The musicians of the Basilica strive to transform hearts and minds through the power and beauty of sacred music in the Roman Catholic Liturgy. They are guided by the belief that inspired liturgy leads to a transformation, deepening and awakening one’s faith. To share insight into how this beautiful vision is made a reality, Dr. Peter Latona, Music Director for the National Shrine, speaks about his experience.
Today, Dr. Latona takes readers behind the scenes, telling the story of how he became interested in sacred music, sharing what a typical week looks like in the Music Department at the Basilica, and gives advice to those considering pursuing sacred music as a vocation.
This post is Part I in a series.
When did you first become interested in sacred music? What inspired you to commit yourself to liturgical music?
I grew up in an Italian neighborhood in Garfield, New Jersey, a city just ten miles from Manhattan. My home parish, Our Lady of Mount Virgin, was a beautiful church, modeled after her namesake in Avellino, Italy. From my earliest years, I can remember being taken in by the beautiful Liturgy, the singing of the choir (they even sang settings of the ordinary in four-part harmony back in those days) and the sounds of the fine pipe organ. After serving the evening Mass, the sacristan would allow me into the choir loft to play the organ and the parish secretary would allow me practice time during the week.
I studied organ with a local instructor and then moved on to study with Robert MacDonald who was, at that time, organist at Sacred Heart Cathedral in Newark, NJ. The beauty of the cathedral and the excitement of playing the magnificent organ there further inspired my love of the Liturgy and the sights and sounds of Church Music. This, coupled with frequent visits to New York City to hear music at St. Thomas Fifth Avenue as well as places like Riverside, St. Bart’s and St. Mary’s sealed my fate, as it were.
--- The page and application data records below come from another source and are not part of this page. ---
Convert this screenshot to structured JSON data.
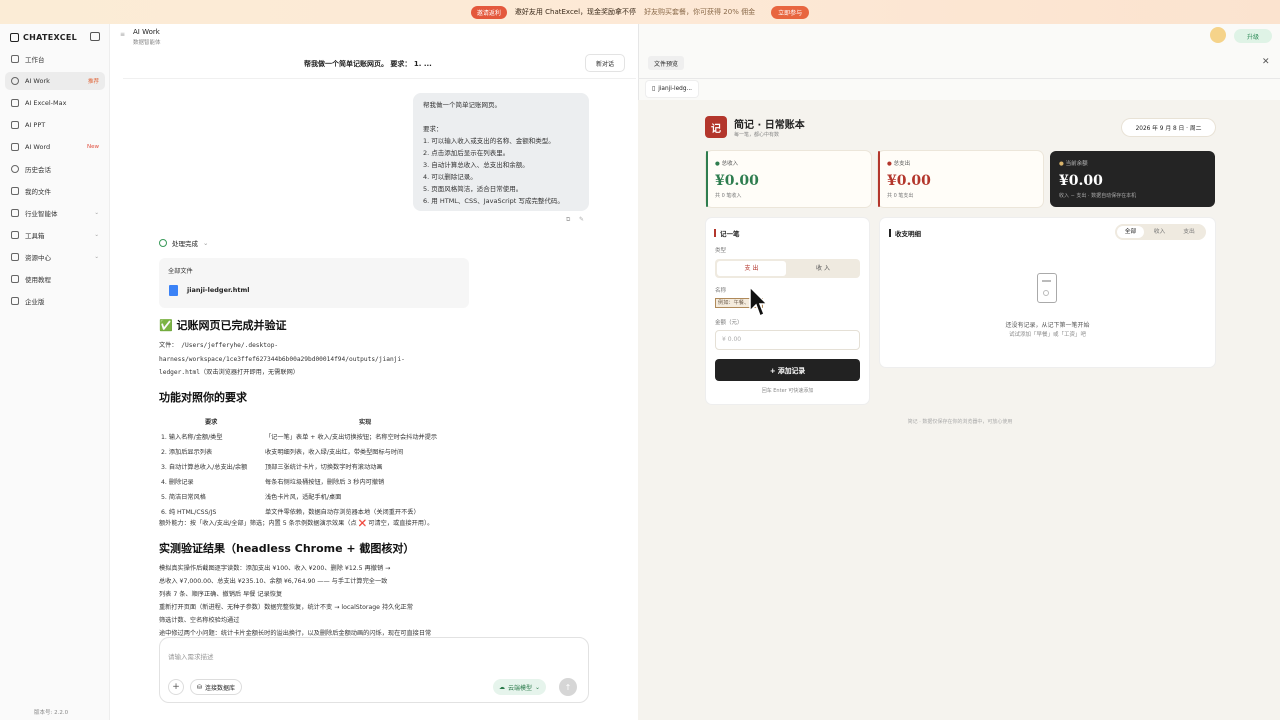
{
  "banner": {
    "tag": "邀请返利",
    "text": "邀好友用 ChatExcel，现金奖励拿不停",
    "sub": "好友购买套餐，你可获得 20% 佣金",
    "cta": "立即参与"
  },
  "sidebar": {
    "logo": "CHATEXCEL",
    "items": [
      {
        "label": "工作台",
        "badge": ""
      },
      {
        "label": "AI Work",
        "badge": "推荐"
      },
      {
        "label": "AI Excel-Max",
        "badge": ""
      },
      {
        "label": "AI PPT",
        "badge": ""
      },
      {
        "label": "AI Word",
        "badge": "New"
      },
      {
        "label": "历史会话",
        "badge": ""
      },
      {
        "label": "我的文件",
        "badge": ""
      },
      {
        "label": "行业智能体",
        "badge": ""
      },
      {
        "label": "工具箱",
        "badge": ""
      },
      {
        "label": "资源中心",
        "badge": ""
      },
      {
        "label": "使用教程",
        "badge": ""
      },
      {
        "label": "企业版",
        "badge": ""
      }
    ],
    "version": "版本号: 2.2.0"
  },
  "chat": {
    "title": "AI Work",
    "subtitle": "数据智能体",
    "conv_title": "帮我做一个简单记账网页。 要求： 1. ...",
    "new_chat": "新对话",
    "user_msg": [
      "帮我做一个简单记账网页。",
      "",
      "要求：",
      "1. 可以输入收入或支出的名称、金额和类型。",
      "2. 点击添加后显示在列表里。",
      "3. 自动计算总收入、总支出和余额。",
      "4. 可以删除记录。",
      "5. 页面风格简洁，适合日常使用。",
      "6. 用 HTML、CSS、JavaScript 写成完整代码。"
    ],
    "status": "处理完成",
    "files_label": "全部文件",
    "file_name": "jianji-ledger.html",
    "h_done": "✅ 记账网页已完成并验证",
    "file_path_1": "文件： /Users/jefferyhe/.desktop-",
    "file_path_2": "harness/workspace/1ce3ffef627344b6b00a29bd00014f94/outputs/jianji-",
    "file_path_3": "ledger.html（双击浏览器打开即用，无需联网）",
    "h_compare": "功能对照你的要求",
    "table_head": [
      "要求",
      "实现"
    ],
    "table_rows": [
      [
        "1. 输入名称/金额/类型",
        "「记一笔」表单 + 收入/支出切换按钮；名称空时会抖动并提示"
      ],
      [
        "2. 添加后显示列表",
        "收支明细列表，收入绿/支出红，带类型图标与时间"
      ],
      [
        "3. 自动计算总收入/总支出/余额",
        "顶部三张统计卡片，切换数字时有滚动动画"
      ],
      [
        "4. 删除记录",
        "每条右侧垃圾桶按钮，删除后 3 秒内可撤销"
      ],
      [
        "5. 简洁日常风格",
        "浅色卡片风，适配手机/桌面"
      ],
      [
        "6. 纯 HTML/CSS/JS",
        "单文件零依赖，数据自动存浏览器本地（关闭重开不丢）"
      ]
    ],
    "extra": "额外能力：按「收入/支出/全部」筛选；内置 5 条示例数据演示效果（点 ❌ 可清空，或直接开用）。",
    "h_verify": "实测验证结果（headless Chrome + 截图核对）",
    "verify_lines": [
      "模拟真实操作后截图逐字读数：添加支出 ¥100、收入 ¥200、删除 ¥12.5 再撤销 →",
      "总收入 ¥7,000.00、总支出 ¥235.10、余额 ¥6,764.90 —— 与手工计算完全一致",
      "列表 7 条、顺序正确、撤销后 早餐 记录恢复",
      "重新打开页面（新进程、无种子参数）数据完整恢复，统计不变 → localStorage 持久化正常",
      "筛选计数、空名称校验均通过",
      "途中修过两个小问题：统计卡片金额长时的溢出换行，以及删除后金额动画的闪烁，现在可直接日常"
    ],
    "input_placeholder": "请输入需求描述",
    "btn_add": "+",
    "btn_data": "连接数据库",
    "btn_model": "云端模型"
  },
  "preview": {
    "tab_label": "文件预览",
    "file_tab": "jianji-ledg...",
    "app_logo": "记",
    "app_title": "简记 · 日常账本",
    "app_sub": "每一笔，都心中有数",
    "date": "2026 年 9 月 8 日 · 周二",
    "stats": [
      {
        "label": "总收入",
        "value": "¥0.00",
        "sub": "共 0 笔收入",
        "color": "#2e7d4f"
      },
      {
        "label": "总支出",
        "value": "¥0.00",
        "sub": "共 0 笔支出",
        "color": "#b3362c"
      },
      {
        "label": "当前余额",
        "value": "¥0.00",
        "sub": "收入 − 支出 · 数据自动保存在本机",
        "color": "#d9b46b"
      }
    ],
    "form_title": "记一笔",
    "type_label": "类型",
    "type_opts": [
      "支 出",
      "收 入"
    ],
    "name_label": "名称",
    "name_placeholder": "例如：午餐、工资",
    "amount_label": "金额（元）",
    "amount_placeholder": "¥  0.00",
    "add_btn": "+ 添加记录",
    "hint": "回车 Enter 可快速添加",
    "list_title": "收支明细",
    "filters": [
      "全部",
      "收入",
      "支出"
    ],
    "empty_title": "还没有记录，从记下第一笔开始",
    "empty_sub": "试试添加「早餐」或「工资」吧",
    "footer": "简记 · 数据仅保存在你的浏览器中，可放心使用"
  },
  "top_right": {
    "upgrade": "升级"
  }
}
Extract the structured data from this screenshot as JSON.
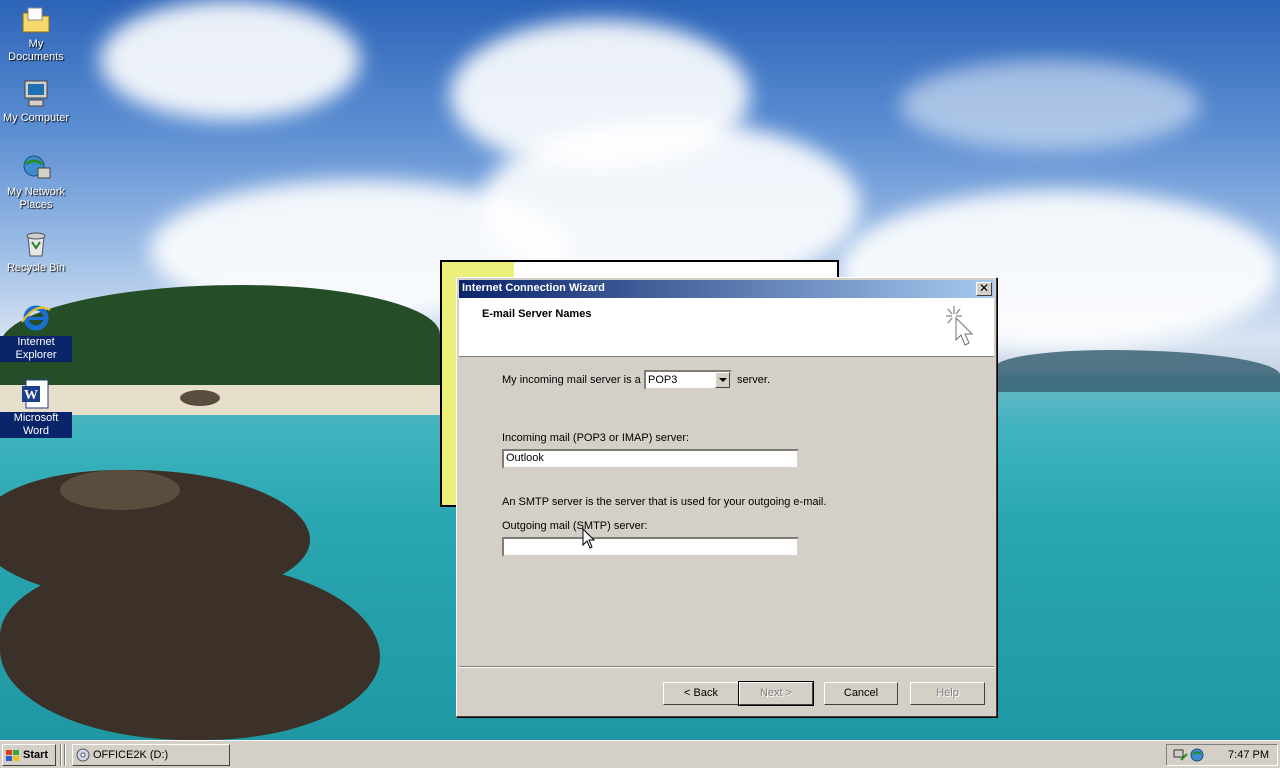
{
  "desktop": {
    "icons": [
      {
        "label": "My Documents",
        "icon": "folder-documents-icon"
      },
      {
        "label": "My Computer",
        "icon": "computer-icon"
      },
      {
        "label": "My Network Places",
        "icon": "network-icon"
      },
      {
        "label": "Recycle Bin",
        "icon": "recycle-bin-icon"
      },
      {
        "label": "Internet Explorer",
        "icon": "internet-explorer-icon"
      },
      {
        "label": "Microsoft Word",
        "icon": "word-icon"
      }
    ]
  },
  "dialog": {
    "title": "Internet Connection Wizard",
    "header_title": "E-mail Server Names",
    "incoming_prefix": "My incoming mail server is a",
    "incoming_type": "POP3",
    "incoming_suffix": "server.",
    "incoming_label": "Incoming mail (POP3 or IMAP) server:",
    "incoming_value": "Outlook",
    "smtp_note": "An SMTP server is the server that is used for your outgoing e-mail.",
    "outgoing_label": "Outgoing mail (SMTP) server:",
    "outgoing_value": "",
    "buttons": {
      "back": "< Back",
      "next": "Next >",
      "cancel": "Cancel",
      "help": "Help"
    },
    "close_glyph": "✕"
  },
  "taskbar": {
    "start_label": "Start",
    "task_label": "OFFICE2K (D:)",
    "clock": "7:47 PM"
  },
  "colors": {
    "titlebar_start": "#0a246a",
    "titlebar_end": "#a6caf0",
    "face": "#d4d0c8"
  }
}
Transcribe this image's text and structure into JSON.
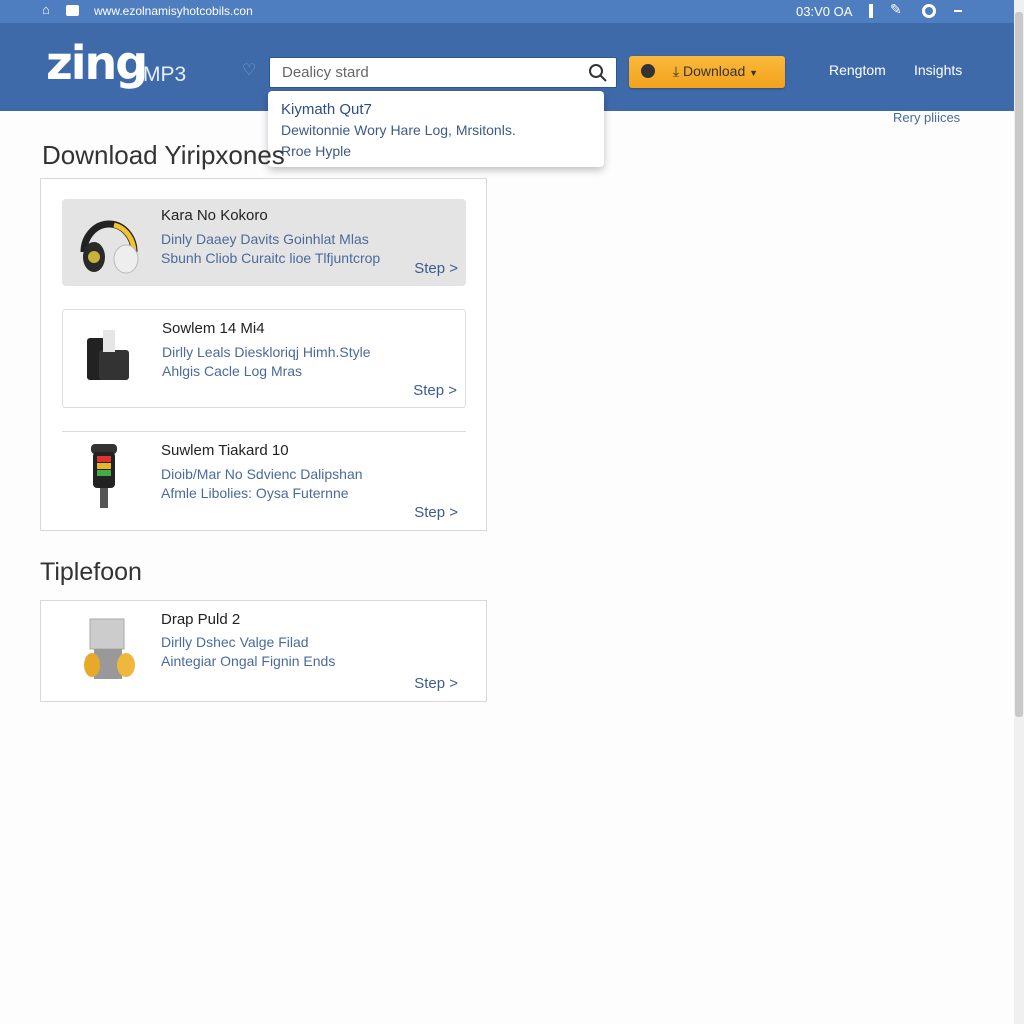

What does a typical week look like for you? What is your rehearsal process like?
The administrative tasks can really pull you in all sorts of directions but I think that I am primarily event-driven; pouring all of my energies, the best I can, into the next Sunday or major celebration, working as hard as I can to ensure all musical aspects (Psalms, descants, service playing, choral music, etc.) are as good as they can be.
Sometimes that means practicing more, composing a new setting or editing an existing setting, or finding new things to do or say in rehearsal to inspire. When I rehearse with the choir – or on the organ – or when composing, I strive for musical perfection, of course, but I am always focused on making music that is communicative, expressive and impactful.
What advice do you have for musicians who are interested in sacred music?
Study hard, listen as much as possible to music of all kinds and learn what other musicians are doing in parishes and cathedrals. That last bit is particularly important. I personally learned so much (what to do and what not to do) by really following and observing sacred liturgical music at many other places. With many services live streamed and/or available on the web, this is actually not difficult to do these days.
Dr. Peter Latona is the Director of Music for the Basilica of the National Shrine of the Immaculate Conception (Washington, D.C.), the preeminent Marian shrine of the Roman Catholic Church in the United States. Recognized as a conductor, composer, organist, improviser, and teacher, he is dedicated to providing the highest standard in sacred music within the context of the Roman Catholic Liturgy. View his full bio.
Many thanks to Bridgette Wargovich, Director of Music and Organist at Corpus Christi Parish in East Sandwich, MA, for conducting this interview with Peter Latona. Bridgette received her DMA in Organ Performance from Boston University and is dedicated to preserving and promoting the musical treasure of the Church.
We invite you to support the National Shrine Sacred Music Program.